◆ **Assignment**:
Search the records for "Transform" and copy each line that holds it.

◆ **Exercise input**:
______________________________
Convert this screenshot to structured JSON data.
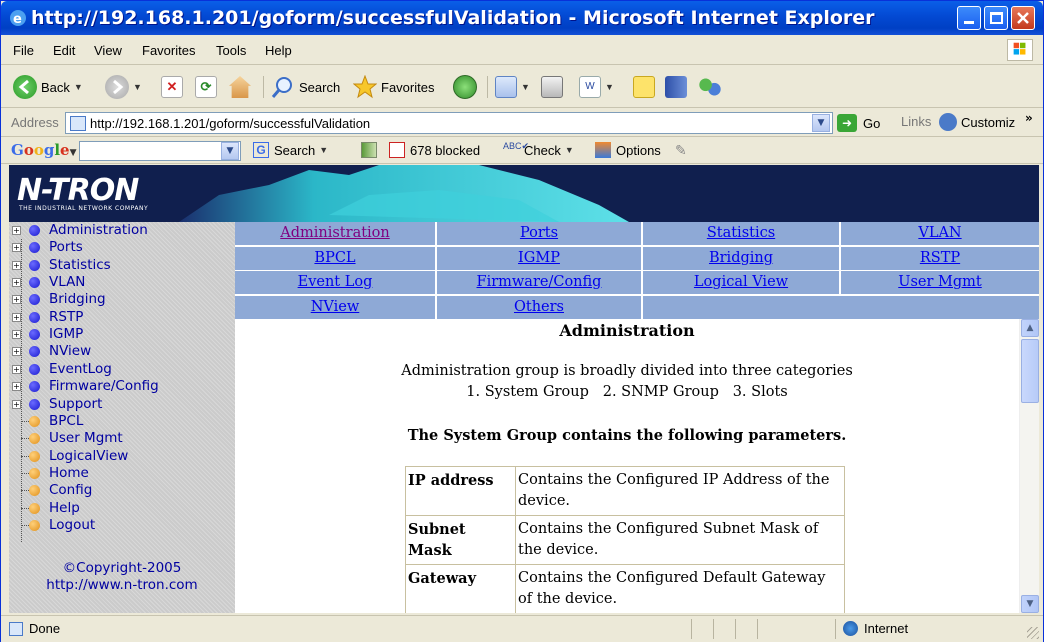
{
  "window": {
    "title": "http://192.168.1.201/goform/successfulValidation - Microsoft Internet Explorer"
  },
  "menu": [
    "File",
    "Edit",
    "View",
    "Favorites",
    "Tools",
    "Help"
  ],
  "toolbar": {
    "back": "Back",
    "search": "Search",
    "favorites": "Favorites"
  },
  "address": {
    "label": "Address",
    "url": "http://192.168.1.201/goform/successfulValidation",
    "go": "Go",
    "links": "Links",
    "customize": "Customiz"
  },
  "google": {
    "logo": "Google",
    "search": "Search",
    "blocked": "678 blocked",
    "check": "Check",
    "options": "Options"
  },
  "banner": {
    "logo": "N-TRON",
    "tagline": "THE INDUSTRIAL NETWORK COMPANY"
  },
  "sidebar": {
    "items": [
      {
        "label": "Administration",
        "expandable": true
      },
      {
        "label": "Ports",
        "expandable": true
      },
      {
        "label": "Statistics",
        "expandable": true
      },
      {
        "label": "VLAN",
        "expandable": true
      },
      {
        "label": "Bridging",
        "expandable": true
      },
      {
        "label": "RSTP",
        "expandable": true
      },
      {
        "label": "IGMP",
        "expandable": true
      },
      {
        "label": "NView",
        "expandable": true
      },
      {
        "label": "EventLog",
        "expandable": true
      },
      {
        "label": "Firmware/Config",
        "expandable": true
      },
      {
        "label": "Support",
        "expandable": true
      },
      {
        "label": "BPCL",
        "expandable": false
      },
      {
        "label": "User Mgmt",
        "expandable": false
      },
      {
        "label": "LogicalView",
        "expandable": false
      },
      {
        "label": "Home",
        "expandable": false
      },
      {
        "label": "Config",
        "expandable": false
      },
      {
        "label": "Help",
        "expandable": false
      },
      {
        "label": "Logout",
        "expandable": false
      }
    ],
    "copyright": "©Copyright-2005",
    "website": "http://www.n-tron.com"
  },
  "navgrid": {
    "rows": [
      [
        "Administration",
        "Ports",
        "Statistics",
        "VLAN"
      ],
      [
        "BPCL",
        "IGMP",
        "Bridging",
        "RSTP"
      ],
      [
        "Event Log",
        "Firmware/Config",
        "Logical View",
        "User Mgmt"
      ],
      [
        "NView",
        "Others",
        "",
        ""
      ]
    ]
  },
  "main": {
    "heading": "Administration",
    "intro": "Administration group is broadly divided into three categories",
    "categories": "1. System Group   2. SNMP Group   3. Slots",
    "subheading": "The System Group contains the following parameters.",
    "params": [
      {
        "name": "IP address",
        "desc": "Contains the Configured IP Address of the device."
      },
      {
        "name": "Subnet Mask",
        "desc": "Contains the Configured Subnet Mask of the device."
      },
      {
        "name": "Gateway",
        "desc": "Contains the Configured Default Gateway of the device."
      }
    ]
  },
  "status": {
    "text": "Done",
    "zone": "Internet"
  },
  "colors": {
    "titlebar": "#0349d3",
    "banner": "#101f4e",
    "navcell": "#8ea9d6",
    "sidebar": "#cbcbcb",
    "link": "#0000ee",
    "visited": "#800080",
    "bullet_blue": "#1a1ad0",
    "bullet_orange": "#e0901a"
  }
}
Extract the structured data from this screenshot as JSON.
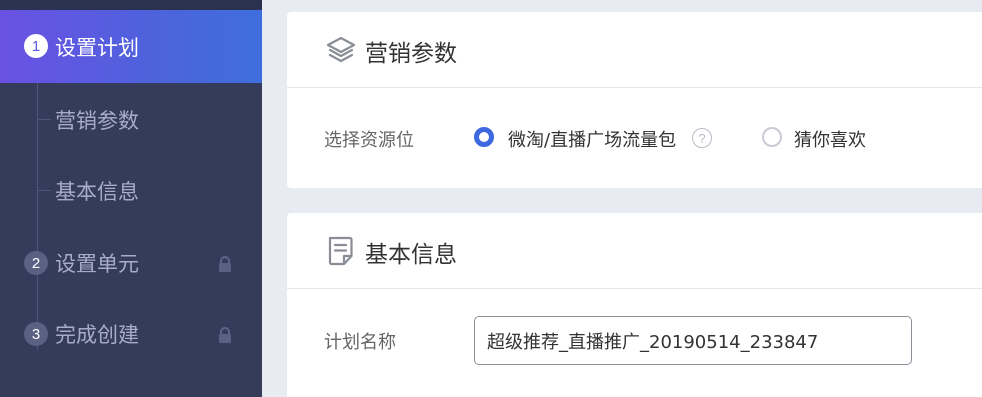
{
  "sidebar": {
    "steps": [
      {
        "number": "1",
        "label": "设置计划",
        "active": true
      },
      {
        "number": "2",
        "label": "设置单元",
        "locked": true
      },
      {
        "number": "3",
        "label": "完成创建",
        "locked": true
      }
    ],
    "substeps": [
      {
        "label": "营销参数"
      },
      {
        "label": "基本信息"
      }
    ]
  },
  "marketing": {
    "title": "营销参数",
    "icon": "layers-icon",
    "field_label": "选择资源位",
    "options": [
      {
        "label": "微淘/直播广场流量包",
        "selected": true,
        "help": "?"
      },
      {
        "label": "猜你喜欢",
        "selected": false
      }
    ]
  },
  "basic": {
    "title": "基本信息",
    "icon": "document-icon",
    "plan_name_label": "计划名称",
    "plan_name_value": "超级推荐_直播推广_20190514_233847"
  },
  "colors": {
    "accent": "#3d68e0",
    "sidebar_bg": "#343b5b",
    "active_gradient_start": "#6a51e3",
    "active_gradient_end": "#3f6ede"
  }
}
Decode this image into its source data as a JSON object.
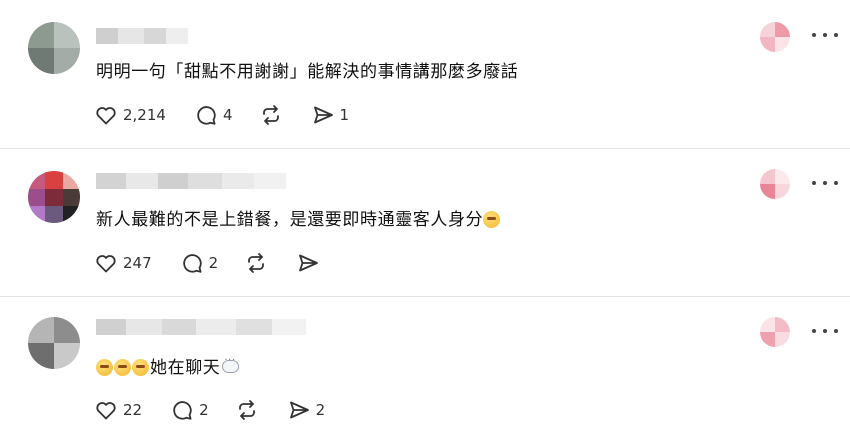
{
  "comments": [
    {
      "text": "明明一句「甜點不用謝謝」能解決的事情講那麼多廢話",
      "likes": "2,214",
      "replies": "4",
      "shares": "1"
    },
    {
      "text": "新人最難的不是上錯餐，是還要即時通靈客人身分",
      "likes": "247",
      "replies": "2",
      "shares": ""
    },
    {
      "text": "她在聊天",
      "likes": "22",
      "replies": "2",
      "shares": "2"
    }
  ],
  "icons": {
    "like": "heart-icon",
    "reply": "comment-icon",
    "repost": "repost-icon",
    "share": "send-icon",
    "more": "more-options-icon"
  },
  "colors": {
    "icon": "#333333",
    "divider": "#e3e3e3"
  }
}
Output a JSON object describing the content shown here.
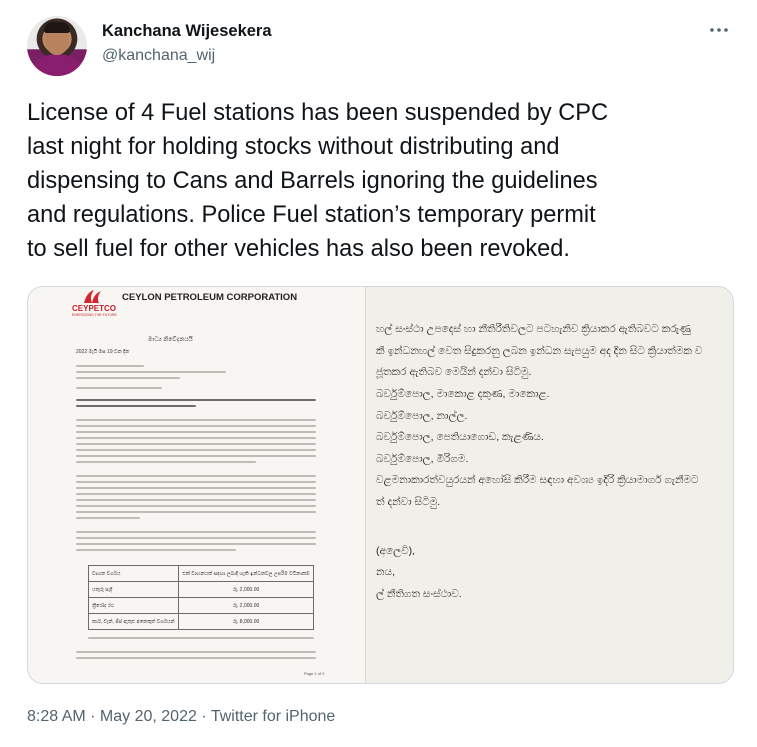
{
  "author": {
    "display_name": "Kanchana Wijesekera",
    "handle": "@kanchana_wij"
  },
  "more_icon": "more-horizontal-icon",
  "tweet": {
    "lines": [
      "License of 4 Fuel stations has been suspended by CPC",
      "last night for holding stocks without distributing and",
      "dispensing to Cans and Barrels ignoring the guidelines",
      "and regulations. Police Fuel station’s temporary permit",
      "to sell fuel for other vehicles has also been revoked."
    ]
  },
  "media": {
    "logo_text": "CEYPETCO",
    "logo_tagline": "ENERGIZING THE FUTURE",
    "corporation_name": "CEYLON PETROLEUM CORPORATION",
    "doc_title": "මාධ්‍ය නිවේදනයයි",
    "doc_date": "2022 මැයි මස 19 වන දින",
    "table": {
      "header": [
        "වාහන වර්ගය",
        "එක් වාහනයක් සඳහා ලබාදී හැකි ඉන්ධනවල උපරිම වටිනාකම"
      ],
      "rows": [
        [
          "යතුරු පැදි",
          "රු. 2,000.00"
        ],
        [
          "ත්‍රීරෝද රථ",
          "රු. 2,000.00"
        ],
        [
          "කාර්, වෑන්, ජීප් ඇතුළු අනෙකුත් වර්ගයන්",
          "රු. 8,000.00"
        ]
      ]
    },
    "page_number": "Page 1 of 2",
    "right_page_lines": [
      "හල් සංස්ථා උපදෙස් හා නීතිරීතිවලට පටහැනිව ක්‍රියාකර ඇතිබවට කරුණු",
      "කී ඉන්ධනහල් වෙත සිදුකරනු ලබන ඉන්ධන සැපයුම අද දින සිට ක්‍රියාත්මක ව",
      "ජූතකර ඇතිබව මෙයින් දන්වා සිටිමු.",
      "බර්වුම්පොල, මාකොළ දකුණ, මාකොළ.",
      "බර්වුම්පොල, නාල්ල.",
      "බර්වුම්පොල, පෙතියාගොඩ, කැළණිය.",
      "බර්වුම්පොල, මීරිගම.",
      "වළමනාකාරත්වයුරයන් අහෝසි කිරීම සඳහා අවශ්‍ය ඉදිරි ක්‍රියාමාර්ග ගැනීමට",
      "ත් දන්වා සිටිමු.",
      "(අලෙවි),",
      "නය,",
      "ල් නීතිගත සංස්ථාව."
    ]
  },
  "footer": {
    "timestamp": "8:28 AM · May 20, 2022",
    "separator": " · ",
    "source": "Twitter for iPhone"
  }
}
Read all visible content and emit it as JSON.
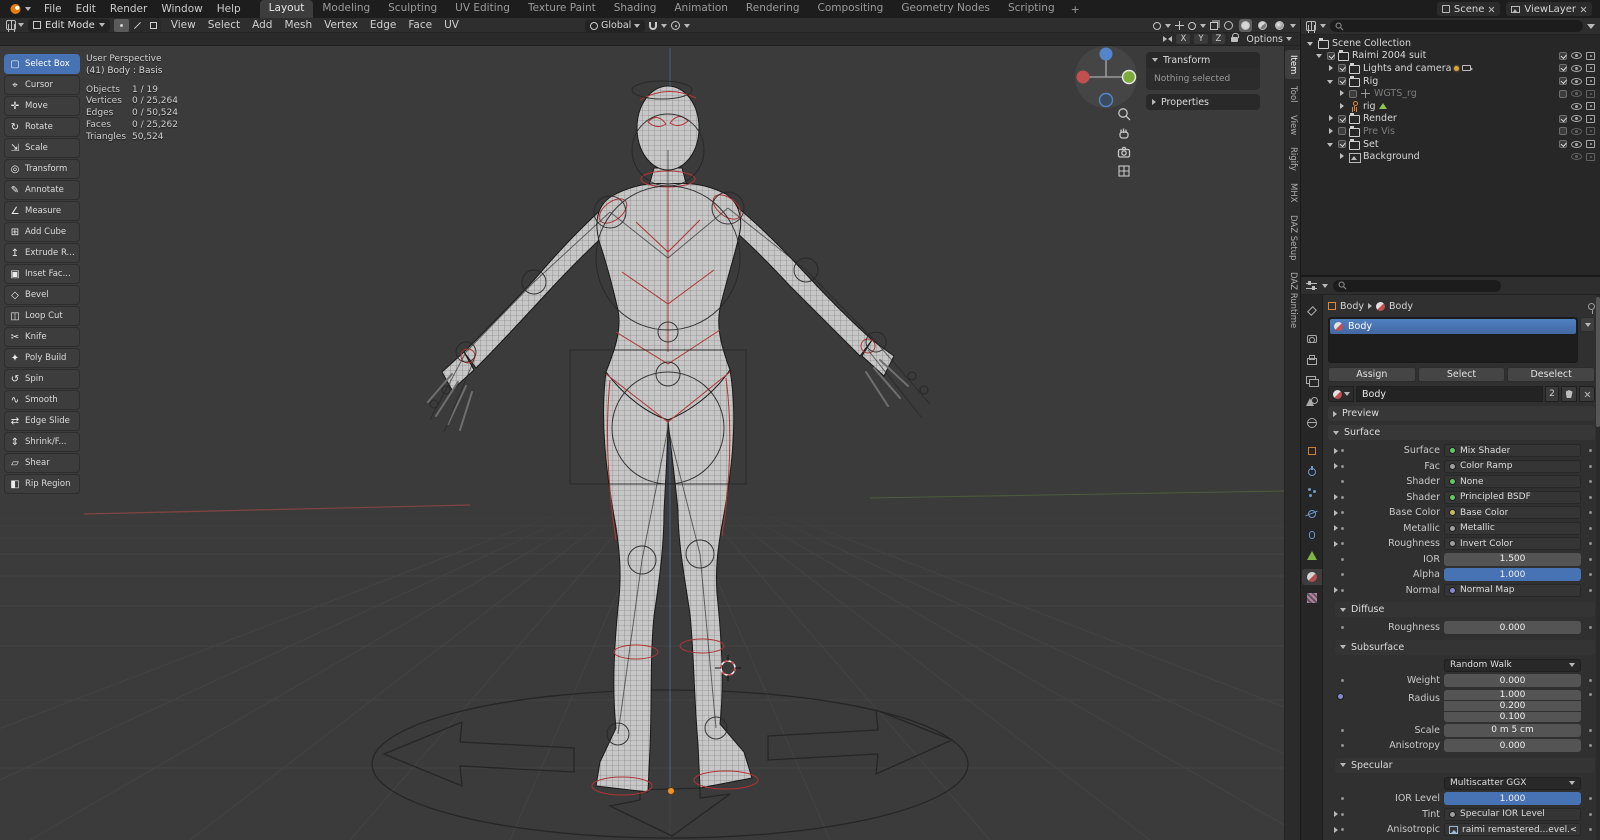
{
  "colors": {
    "accent": "#4772b3",
    "header_bg": "#1d1d1d",
    "viewport_bg": "#3b3b3b",
    "panel_bg": "#303030",
    "seam_red": "#b03535",
    "axis_x": "#9a4848",
    "axis_y": "#5f7d42",
    "axis_z": "#5a7fb5",
    "socket_shader": "#63c763",
    "socket_color": "#c8b85e",
    "socket_float": "#9f9f9f",
    "socket_vector": "#8888d0",
    "object_orange": "#e0883a",
    "mesh_green": "#8cc64a"
  },
  "topbar": {
    "menus": [
      "File",
      "Edit",
      "Render",
      "Window",
      "Help"
    ],
    "workspaces": [
      "Layout",
      "Modeling",
      "Sculpting",
      "UV Editing",
      "Texture Paint",
      "Shading",
      "Animation",
      "Rendering",
      "Compositing",
      "Geometry Nodes",
      "Scripting"
    ],
    "add_workspace": "+",
    "scene": "Scene",
    "view_layer": "ViewLayer"
  },
  "vp_header": {
    "mode": "Edit Mode",
    "menus": [
      "View",
      "Select",
      "Add",
      "Mesh",
      "Vertex",
      "Edge",
      "Face",
      "UV"
    ],
    "orientation": "Global",
    "axis_toggles": [
      "X",
      "Y",
      "Z"
    ],
    "options": "Options"
  },
  "toolbar": [
    {
      "label": "Select Box",
      "icon": "▢"
    },
    {
      "label": "Cursor",
      "icon": "⌖"
    },
    {
      "label": "Move",
      "icon": "✛"
    },
    {
      "label": "Rotate",
      "icon": "↻"
    },
    {
      "label": "Scale",
      "icon": "⇲"
    },
    {
      "label": "Transform",
      "icon": "◎"
    },
    {
      "label": "Annotate",
      "icon": "✎"
    },
    {
      "label": "Measure",
      "icon": "∠"
    },
    {
      "label": "Add Cube",
      "icon": "⊞"
    },
    {
      "label": "Extrude R...",
      "icon": "↥"
    },
    {
      "label": "Inset Fac...",
      "icon": "▣"
    },
    {
      "label": "Bevel",
      "icon": "◇"
    },
    {
      "label": "Loop Cut",
      "icon": "◫"
    },
    {
      "label": "Knife",
      "icon": "✂"
    },
    {
      "label": "Poly Build",
      "icon": "✦"
    },
    {
      "label": "Spin",
      "icon": "↺"
    },
    {
      "label": "Smooth",
      "icon": "∿"
    },
    {
      "label": "Edge Slide",
      "icon": "⇄"
    },
    {
      "label": "Shrink/F...",
      "icon": "⇕"
    },
    {
      "label": "Shear",
      "icon": "▱"
    },
    {
      "label": "Rip Region",
      "icon": "◧"
    }
  ],
  "stats": {
    "view": "User Perspective",
    "object": "(41) Body : Basis",
    "rows": [
      {
        "label": "Objects",
        "value": "1 / 19"
      },
      {
        "label": "Vertices",
        "value": "0 / 25,264"
      },
      {
        "label": "Edges",
        "value": "0 / 50,524"
      },
      {
        "label": "Faces",
        "value": "0 / 25,262"
      },
      {
        "label": "Triangles",
        "value": "50,524"
      }
    ]
  },
  "npanel": {
    "transform_label": "Transform",
    "empty": "Nothing selected",
    "properties_label": "Properties",
    "tabs": [
      "Item",
      "Tool",
      "View",
      "Rigify",
      "MHX",
      "DAZ Setup",
      "DAZ Runtime"
    ]
  },
  "outliner": {
    "rows": [
      {
        "label": "Scene Collection"
      },
      {
        "label": "Raimi 2004 suit"
      },
      {
        "label": "Lights and camera"
      },
      {
        "label": "Rig"
      },
      {
        "label": "WGTS_rg"
      },
      {
        "label": "rig"
      },
      {
        "label": "Render"
      },
      {
        "label": "Pre Vis"
      },
      {
        "label": "Set"
      },
      {
        "label": "Background"
      }
    ]
  },
  "props": {
    "breadcrumb": {
      "object": "Body",
      "material": "Body"
    },
    "slot": "Body",
    "assign": "Assign",
    "select": "Select",
    "deselect": "Deselect",
    "datablock": {
      "name": "Body",
      "users": "2"
    },
    "preview_label": "Preview",
    "surface_label": "Surface",
    "surface_rows": [
      {
        "label": "Surface",
        "value": "Mix Shader"
      },
      {
        "label": "Fac",
        "value": "Color Ramp"
      },
      {
        "label": "Shader",
        "value": "None"
      },
      {
        "label": "Shader",
        "value": "Principled BSDF"
      },
      {
        "label": "Base Color",
        "value": "Base Color"
      },
      {
        "label": "Metallic",
        "value": "Metallic"
      },
      {
        "label": "Roughness",
        "value": "Invert Color"
      },
      {
        "label": "IOR",
        "value": "1.500"
      },
      {
        "label": "Alpha",
        "value": "1.000"
      },
      {
        "label": "Normal",
        "value": "Normal Map"
      }
    ],
    "diffuse_label": "Diffuse",
    "diffuse_roughness": {
      "label": "Roughness",
      "value": "0.000"
    },
    "subsurface_label": "Subsurface",
    "subsurface_method": "Random Walk",
    "weight": {
      "label": "Weight",
      "value": "0.000"
    },
    "radius_label": "Radius",
    "radius_values": [
      "1.000",
      "0.200",
      "0.100"
    ],
    "scale": {
      "label": "Scale",
      "value": "0 m 5 cm"
    },
    "anisotropy": {
      "label": "Anisotropy",
      "value": "0.000"
    },
    "specular_label": "Specular",
    "specular_method": "Multiscatter GGX",
    "ior_level": {
      "label": "IOR Level",
      "value": "1.000"
    },
    "tint": {
      "label": "Tint",
      "value": "Specular IOR Level"
    },
    "anisotropic": {
      "label": "Anisotropic",
      "value": "raimi remastered...evel.<UDIM>.png"
    }
  }
}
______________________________
◆ **Result for this exercise**:
      "label": "Transform",
    "transform_label": "Transform",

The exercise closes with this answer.